The proposed Raven Coal Mine covers 3,100 hectares, though the proponent — Compliance Coal Corporation — owns 32,494 hectares in total.
Applications from Skyland Resources total 11,550 hectares, Golden River Resources 11,325 hectares and Hillsborough Resources 2,546 hectares. These applications and tenures stretch from the Oyster River area to Cook Creek south of Fanny Bay, totalling 57,915 hectares or 579 square kilometres. The total land area in the CVRD is 1,725 square kilometres.
“While CoalWatch isn’t implying exploration and future coal mine development will extend to all of these areas of interest, we believe these areas of interest should be viewed within the context of the current debate on Raven Coal Mine proposal,” CoalWatch president John Snyder said in a news release. “I certainly think it’s fair to ask what the effect would be if the Raven project was approved, and would it be the first step on the slippery slope to further exploration and coal development in the other parts of the Comox Valley. I was stunned when I calculated the total area of coal interest in the Comox Valley. With predictions of the iconic Comox Glacier disappearing due to climate change within the next two decades, how ironic is it to see the increased interest in coal development in the Comox Valley?”
Compliance re-submitted its mine application this month. In 2013, the provincial Environmental Assessment Office rejected its initial application. If the EAO gives approval, a 180-day review will be initiated, which includes a public comment period.
Along with the Raven property in Baynes Sound, Compliance owns land near Anderson Lake above Forbidden Plateau. It also holds a 60 per cent interest in the Bear Coal Deposit south of Comox Lake. However, Chief Operations Officer Stephen Ellis has said the company has no intention of exploring either deposit, even if government approves the Raven project.

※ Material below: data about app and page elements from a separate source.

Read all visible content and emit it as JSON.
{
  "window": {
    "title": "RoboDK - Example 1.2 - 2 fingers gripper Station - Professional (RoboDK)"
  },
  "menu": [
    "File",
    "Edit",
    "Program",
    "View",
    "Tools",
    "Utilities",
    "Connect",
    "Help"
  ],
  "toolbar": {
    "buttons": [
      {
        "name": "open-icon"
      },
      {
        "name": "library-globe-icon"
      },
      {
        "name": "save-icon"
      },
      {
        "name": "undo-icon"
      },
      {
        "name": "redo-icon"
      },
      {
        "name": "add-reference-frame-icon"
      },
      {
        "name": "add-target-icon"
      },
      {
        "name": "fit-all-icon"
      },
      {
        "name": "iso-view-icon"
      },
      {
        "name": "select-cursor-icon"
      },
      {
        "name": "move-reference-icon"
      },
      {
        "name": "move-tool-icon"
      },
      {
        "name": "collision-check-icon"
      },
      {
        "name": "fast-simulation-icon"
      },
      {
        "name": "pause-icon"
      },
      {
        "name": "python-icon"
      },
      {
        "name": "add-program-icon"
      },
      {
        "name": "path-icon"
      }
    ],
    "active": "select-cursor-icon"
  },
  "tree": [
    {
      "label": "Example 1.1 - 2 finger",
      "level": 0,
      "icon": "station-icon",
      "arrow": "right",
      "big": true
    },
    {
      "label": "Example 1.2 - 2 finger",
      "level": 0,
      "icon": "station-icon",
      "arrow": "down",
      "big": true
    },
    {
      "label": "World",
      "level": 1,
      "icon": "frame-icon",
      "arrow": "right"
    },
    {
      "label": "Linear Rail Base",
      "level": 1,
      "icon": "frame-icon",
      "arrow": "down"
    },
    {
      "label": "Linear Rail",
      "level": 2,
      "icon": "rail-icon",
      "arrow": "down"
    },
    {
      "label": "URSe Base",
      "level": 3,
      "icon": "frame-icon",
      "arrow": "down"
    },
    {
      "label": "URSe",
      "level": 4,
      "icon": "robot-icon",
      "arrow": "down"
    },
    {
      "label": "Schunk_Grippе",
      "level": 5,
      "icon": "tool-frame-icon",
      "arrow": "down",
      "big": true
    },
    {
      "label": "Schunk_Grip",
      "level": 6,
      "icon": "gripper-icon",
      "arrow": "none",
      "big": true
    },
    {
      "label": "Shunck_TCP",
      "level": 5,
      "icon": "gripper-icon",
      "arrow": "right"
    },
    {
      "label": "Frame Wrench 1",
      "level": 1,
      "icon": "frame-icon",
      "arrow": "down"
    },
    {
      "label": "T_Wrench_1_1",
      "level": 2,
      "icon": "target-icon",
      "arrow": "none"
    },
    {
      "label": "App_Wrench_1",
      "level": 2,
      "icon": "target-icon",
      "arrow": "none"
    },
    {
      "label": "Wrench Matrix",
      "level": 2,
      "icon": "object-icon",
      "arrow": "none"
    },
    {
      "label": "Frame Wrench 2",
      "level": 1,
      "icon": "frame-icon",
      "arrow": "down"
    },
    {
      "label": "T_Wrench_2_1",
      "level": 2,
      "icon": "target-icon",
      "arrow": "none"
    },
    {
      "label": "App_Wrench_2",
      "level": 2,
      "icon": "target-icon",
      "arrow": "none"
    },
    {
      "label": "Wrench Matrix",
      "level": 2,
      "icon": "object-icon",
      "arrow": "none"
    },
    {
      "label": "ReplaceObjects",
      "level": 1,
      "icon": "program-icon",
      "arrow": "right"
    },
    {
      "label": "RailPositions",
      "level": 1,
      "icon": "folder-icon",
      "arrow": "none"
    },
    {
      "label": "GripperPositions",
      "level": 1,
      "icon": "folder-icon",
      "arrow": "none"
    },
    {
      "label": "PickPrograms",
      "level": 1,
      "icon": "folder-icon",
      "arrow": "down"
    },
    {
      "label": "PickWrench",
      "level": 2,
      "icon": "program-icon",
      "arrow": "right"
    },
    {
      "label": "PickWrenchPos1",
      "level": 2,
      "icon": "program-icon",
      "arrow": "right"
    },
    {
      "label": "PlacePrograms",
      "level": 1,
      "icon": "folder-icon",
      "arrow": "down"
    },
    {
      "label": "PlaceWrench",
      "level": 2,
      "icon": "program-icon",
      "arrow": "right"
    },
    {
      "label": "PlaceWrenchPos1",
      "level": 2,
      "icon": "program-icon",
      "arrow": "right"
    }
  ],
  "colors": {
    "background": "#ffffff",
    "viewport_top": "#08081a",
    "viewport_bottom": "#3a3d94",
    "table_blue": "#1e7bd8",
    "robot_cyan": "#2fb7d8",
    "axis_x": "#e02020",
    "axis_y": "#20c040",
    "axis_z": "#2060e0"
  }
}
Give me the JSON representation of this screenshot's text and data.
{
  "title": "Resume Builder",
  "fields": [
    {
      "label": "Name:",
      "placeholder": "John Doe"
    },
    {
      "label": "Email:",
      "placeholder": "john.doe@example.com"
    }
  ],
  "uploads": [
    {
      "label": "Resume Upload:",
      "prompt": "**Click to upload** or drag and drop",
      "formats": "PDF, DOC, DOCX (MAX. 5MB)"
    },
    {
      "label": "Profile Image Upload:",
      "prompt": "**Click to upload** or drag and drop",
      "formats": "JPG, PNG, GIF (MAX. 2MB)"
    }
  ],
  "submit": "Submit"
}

“For us, once they get their foot in the door, what other properties are going to become more attractive?” Snyder said, noting a lack of public transparency when it comes to the issuance of a coal licence or notice of work permit.
“To be honest, most people in the Valley aren’t paying a lot of attention to this. But what they do pay attention to is when one day they notice there’s a drill rig on the hill next to them doing a core sample. There’s no transparency.”

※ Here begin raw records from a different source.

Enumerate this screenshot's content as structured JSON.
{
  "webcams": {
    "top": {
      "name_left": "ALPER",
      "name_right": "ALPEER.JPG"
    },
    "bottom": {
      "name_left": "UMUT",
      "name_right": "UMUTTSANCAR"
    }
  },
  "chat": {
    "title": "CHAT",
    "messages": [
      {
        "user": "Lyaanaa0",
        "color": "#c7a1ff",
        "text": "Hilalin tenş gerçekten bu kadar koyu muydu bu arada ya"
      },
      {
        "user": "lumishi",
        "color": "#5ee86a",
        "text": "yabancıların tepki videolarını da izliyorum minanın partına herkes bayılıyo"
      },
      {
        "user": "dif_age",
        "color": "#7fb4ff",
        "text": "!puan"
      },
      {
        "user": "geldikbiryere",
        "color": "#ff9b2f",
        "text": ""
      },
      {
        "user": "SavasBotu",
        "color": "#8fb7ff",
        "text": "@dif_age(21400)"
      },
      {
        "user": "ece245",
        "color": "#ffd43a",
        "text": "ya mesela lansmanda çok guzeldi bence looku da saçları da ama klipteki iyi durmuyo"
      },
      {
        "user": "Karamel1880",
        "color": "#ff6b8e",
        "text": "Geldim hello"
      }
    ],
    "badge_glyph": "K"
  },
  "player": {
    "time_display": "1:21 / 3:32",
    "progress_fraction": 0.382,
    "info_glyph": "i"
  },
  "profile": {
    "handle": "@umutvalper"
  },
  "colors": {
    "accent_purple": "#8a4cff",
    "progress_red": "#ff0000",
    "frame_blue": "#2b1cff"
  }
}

Ellis could not be reached for comment.
A coal tenure map and coal interest worksheet are available on the CoalWatch website at www.coalwatch.ca.